Aitutaki, the most frequently visited of
the outer Cook lslands enjoys a way of life
that has escaped relatively unscathed by
the coming of Western ways and is reminiscent
of of "old Polynesia". Aitutaki’s
deep blue lagoon is considered to be one
of the most beautiful lagoons in the world.
Part volcanic and part atoll, the island’s
geographical structure makes the lagoon unique.
For our trip we boarded several local boats
that varied in size and shape. We cruised
passed many of the tiny offshore motus, passing
Motu Akaiami, which was once used as a refuelling
stop for the flying boats back in the 1950s.
We stopped in the shallow part of the lagoon
and enjoyed some snorkelling – it was
rather strange to be a long way from the
closest land, but able to stand in the water.
We stopped at One Foot Island for lunch of
barbeque fish, salads and fresh fish after
which we relaxed, walked around the island
and snorkelled. One Foot island its own postcards
and stamps, surely this has to be one of
the remotest post offices in the world! .
Aitutaki is often referred to as "the
Bora Bora of the Cook lslands" because
it consists of a small, hilly island at the
apex of a triangular barrier reef dotted
with skinny flat islets. This reef necklace
encloses one of the South Pacific's most
The central island, only 8 square miles in
area, is dotted with the coconut, pineapple,
banana and tapioca plantations that are worked
by most of the island's 2,500 residents.
A few Aitutakians make their living at the
island's hotels, but the land and the
lagoons still provide most of their income.
Legend says that in the beginning Aitutaki
was completely flat but then its warriors
sailed to Rarotonga and stole the top of
Mount Raemaru. Pitched battles were fought
on the way home and parts of the mountain
fell into the sea. In the end, the Aitutakians
warriors were victorious and the top of Raemaru
is now Mount Maungapu, the highest point
on Aitutaki at 407 feet.
According to another legend, the first Polynesians
to reach Aitutaki came in through Ootu Pass,
led by the warrior and navigator Ru, who
brought four wives, four brothers and a crew
of 20 young virgins from Tubuai in what is
now French Polynesia. Akitua island where
they landed originally named Urituarukitemoana
which means "where Ru turned his back
on the sea ".
Polynesian myth believes that beautiful Aitutaki
is a giant fish tethered to the seabed by
a vine from the air.

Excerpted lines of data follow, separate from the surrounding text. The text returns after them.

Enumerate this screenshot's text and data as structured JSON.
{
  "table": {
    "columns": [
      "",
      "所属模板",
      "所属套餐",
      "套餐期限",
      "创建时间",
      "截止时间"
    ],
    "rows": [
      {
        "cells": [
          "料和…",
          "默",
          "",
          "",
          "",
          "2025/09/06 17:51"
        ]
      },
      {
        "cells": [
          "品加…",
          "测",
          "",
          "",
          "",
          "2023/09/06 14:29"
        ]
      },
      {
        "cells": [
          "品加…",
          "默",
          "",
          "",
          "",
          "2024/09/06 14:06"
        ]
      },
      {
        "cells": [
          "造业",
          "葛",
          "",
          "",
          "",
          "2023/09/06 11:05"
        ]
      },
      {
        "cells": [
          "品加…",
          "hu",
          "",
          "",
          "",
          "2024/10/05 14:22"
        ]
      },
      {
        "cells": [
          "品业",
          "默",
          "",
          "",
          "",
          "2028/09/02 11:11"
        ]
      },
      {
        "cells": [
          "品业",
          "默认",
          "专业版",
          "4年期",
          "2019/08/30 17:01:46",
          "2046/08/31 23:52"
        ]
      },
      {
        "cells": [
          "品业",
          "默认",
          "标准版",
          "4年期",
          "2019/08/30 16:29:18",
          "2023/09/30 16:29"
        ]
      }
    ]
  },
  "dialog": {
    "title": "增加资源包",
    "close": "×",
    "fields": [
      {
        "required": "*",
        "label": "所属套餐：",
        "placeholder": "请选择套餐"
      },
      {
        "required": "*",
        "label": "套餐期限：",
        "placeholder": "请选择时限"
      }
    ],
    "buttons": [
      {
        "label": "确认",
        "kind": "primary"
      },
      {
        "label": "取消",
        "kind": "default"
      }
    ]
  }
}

The light turquoise
lagoon looks like a huge pale oyster against
the vivid blue ocean.
The first European to visit Aitutaki was
Captain William Bligh who discovered it in

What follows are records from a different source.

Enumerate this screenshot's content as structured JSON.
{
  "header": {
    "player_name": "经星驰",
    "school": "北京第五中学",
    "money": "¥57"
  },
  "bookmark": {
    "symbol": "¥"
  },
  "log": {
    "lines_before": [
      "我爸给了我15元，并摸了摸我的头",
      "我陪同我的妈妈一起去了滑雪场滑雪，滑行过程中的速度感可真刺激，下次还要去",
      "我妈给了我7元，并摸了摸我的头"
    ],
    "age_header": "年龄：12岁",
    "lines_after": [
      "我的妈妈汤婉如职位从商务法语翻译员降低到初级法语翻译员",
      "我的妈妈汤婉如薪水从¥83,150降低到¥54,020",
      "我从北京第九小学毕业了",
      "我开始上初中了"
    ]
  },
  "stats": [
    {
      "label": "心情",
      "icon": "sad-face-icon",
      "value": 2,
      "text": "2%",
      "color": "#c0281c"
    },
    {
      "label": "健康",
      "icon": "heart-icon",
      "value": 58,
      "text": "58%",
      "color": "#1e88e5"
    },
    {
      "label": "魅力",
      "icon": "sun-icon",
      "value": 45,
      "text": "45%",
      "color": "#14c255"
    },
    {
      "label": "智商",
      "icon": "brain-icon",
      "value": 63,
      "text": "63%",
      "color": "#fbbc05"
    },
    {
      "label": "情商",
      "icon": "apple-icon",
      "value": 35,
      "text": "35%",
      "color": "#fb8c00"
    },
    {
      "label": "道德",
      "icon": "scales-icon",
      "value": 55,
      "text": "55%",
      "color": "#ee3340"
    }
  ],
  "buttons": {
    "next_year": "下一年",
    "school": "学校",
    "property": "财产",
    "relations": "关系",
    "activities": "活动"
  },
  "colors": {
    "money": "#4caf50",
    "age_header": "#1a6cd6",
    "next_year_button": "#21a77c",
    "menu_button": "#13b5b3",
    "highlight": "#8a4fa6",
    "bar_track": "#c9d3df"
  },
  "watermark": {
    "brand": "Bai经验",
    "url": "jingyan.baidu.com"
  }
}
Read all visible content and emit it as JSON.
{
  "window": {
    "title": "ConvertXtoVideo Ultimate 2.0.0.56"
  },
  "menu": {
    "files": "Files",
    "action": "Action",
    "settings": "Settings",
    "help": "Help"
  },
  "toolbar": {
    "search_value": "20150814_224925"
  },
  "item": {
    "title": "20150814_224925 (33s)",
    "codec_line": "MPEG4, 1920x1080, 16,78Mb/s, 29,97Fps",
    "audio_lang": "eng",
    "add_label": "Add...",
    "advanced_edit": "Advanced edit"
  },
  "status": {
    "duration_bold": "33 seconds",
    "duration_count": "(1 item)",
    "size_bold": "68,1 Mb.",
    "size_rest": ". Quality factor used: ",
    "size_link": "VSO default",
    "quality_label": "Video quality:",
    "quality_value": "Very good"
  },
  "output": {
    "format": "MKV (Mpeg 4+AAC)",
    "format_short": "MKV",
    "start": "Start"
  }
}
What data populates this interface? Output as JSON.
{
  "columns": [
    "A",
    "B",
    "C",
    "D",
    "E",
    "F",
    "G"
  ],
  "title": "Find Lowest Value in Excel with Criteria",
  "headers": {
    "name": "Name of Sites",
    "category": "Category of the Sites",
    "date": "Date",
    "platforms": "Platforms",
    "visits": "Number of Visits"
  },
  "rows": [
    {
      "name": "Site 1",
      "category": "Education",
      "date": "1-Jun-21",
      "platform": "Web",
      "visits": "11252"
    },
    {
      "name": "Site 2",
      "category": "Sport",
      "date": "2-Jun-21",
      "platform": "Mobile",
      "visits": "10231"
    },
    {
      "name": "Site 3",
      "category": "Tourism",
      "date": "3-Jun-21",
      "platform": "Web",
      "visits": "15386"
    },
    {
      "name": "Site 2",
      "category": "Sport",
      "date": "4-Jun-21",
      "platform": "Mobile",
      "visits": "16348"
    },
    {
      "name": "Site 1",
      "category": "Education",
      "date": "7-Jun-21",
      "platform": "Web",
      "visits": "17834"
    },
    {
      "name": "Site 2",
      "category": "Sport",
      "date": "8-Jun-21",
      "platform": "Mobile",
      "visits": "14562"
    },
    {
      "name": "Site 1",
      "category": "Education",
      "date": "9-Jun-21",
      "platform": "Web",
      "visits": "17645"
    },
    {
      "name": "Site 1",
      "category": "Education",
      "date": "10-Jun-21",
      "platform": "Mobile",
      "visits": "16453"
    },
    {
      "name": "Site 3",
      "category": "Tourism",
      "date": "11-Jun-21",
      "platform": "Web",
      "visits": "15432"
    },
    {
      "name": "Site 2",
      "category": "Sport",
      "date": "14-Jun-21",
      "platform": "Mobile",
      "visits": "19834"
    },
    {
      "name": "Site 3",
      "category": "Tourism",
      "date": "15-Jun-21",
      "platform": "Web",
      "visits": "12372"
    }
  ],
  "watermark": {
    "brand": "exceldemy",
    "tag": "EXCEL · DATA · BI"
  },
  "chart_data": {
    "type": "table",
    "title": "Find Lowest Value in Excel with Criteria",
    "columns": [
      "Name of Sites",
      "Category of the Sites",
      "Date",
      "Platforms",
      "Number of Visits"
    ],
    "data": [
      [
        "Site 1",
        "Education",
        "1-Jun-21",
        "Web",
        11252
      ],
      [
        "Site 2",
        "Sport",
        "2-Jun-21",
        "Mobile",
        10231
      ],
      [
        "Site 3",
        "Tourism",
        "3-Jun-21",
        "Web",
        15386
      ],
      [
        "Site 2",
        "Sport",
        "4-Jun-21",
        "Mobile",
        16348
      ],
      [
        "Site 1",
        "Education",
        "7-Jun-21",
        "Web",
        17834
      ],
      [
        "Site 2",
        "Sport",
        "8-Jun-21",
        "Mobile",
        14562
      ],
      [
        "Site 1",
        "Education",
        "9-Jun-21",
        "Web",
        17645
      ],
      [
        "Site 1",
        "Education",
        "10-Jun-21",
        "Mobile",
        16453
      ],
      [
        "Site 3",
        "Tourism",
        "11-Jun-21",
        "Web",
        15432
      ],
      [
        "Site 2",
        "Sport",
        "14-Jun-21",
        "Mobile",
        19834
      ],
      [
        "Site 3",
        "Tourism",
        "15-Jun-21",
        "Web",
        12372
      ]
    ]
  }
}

1789 a few weeks before he was set adrift
in Tonga by the mutinous crew of H.M.S Bounty.
Today the people live in villages strung
out along the roads on both sides of the
main island and travel about on motor scooters.
The roads are red-brown in the centre of
the island and coral white around the edge.
Every village has a community hall and there
was tremendous competition between villages
to have the biggest and the best, so the
halls are splendid in size and seldom used.
The low rolling hills of the island are flanked
by banana plantations and coconut groves.
A triangular barrier reef seems to catch
the exquisite turquoise Aitutaki lagoon like
a giant fishhook. The turquoise crystal clear
water in the lagoon is perfect for sailing,
swimming and snorkelling and beneath the
blue surface is a wonderful world of sea
creatures and plants.
In the days when the so-called ‘flying
boats’ dominated travel around the
South Pacific, Aitutaki was one of the region’s
major airport on the ‘Coral Route’
which connected the triangle of New Zealand,
Tahiti, Fiji, Samoa and the Cook Islands.
One story tells of a time when the flying
boat had an engine failure and the pilot
flew to Fiji to get the plane repaired. When
he returned none of the passengers wanted
to leave – I know how they felt!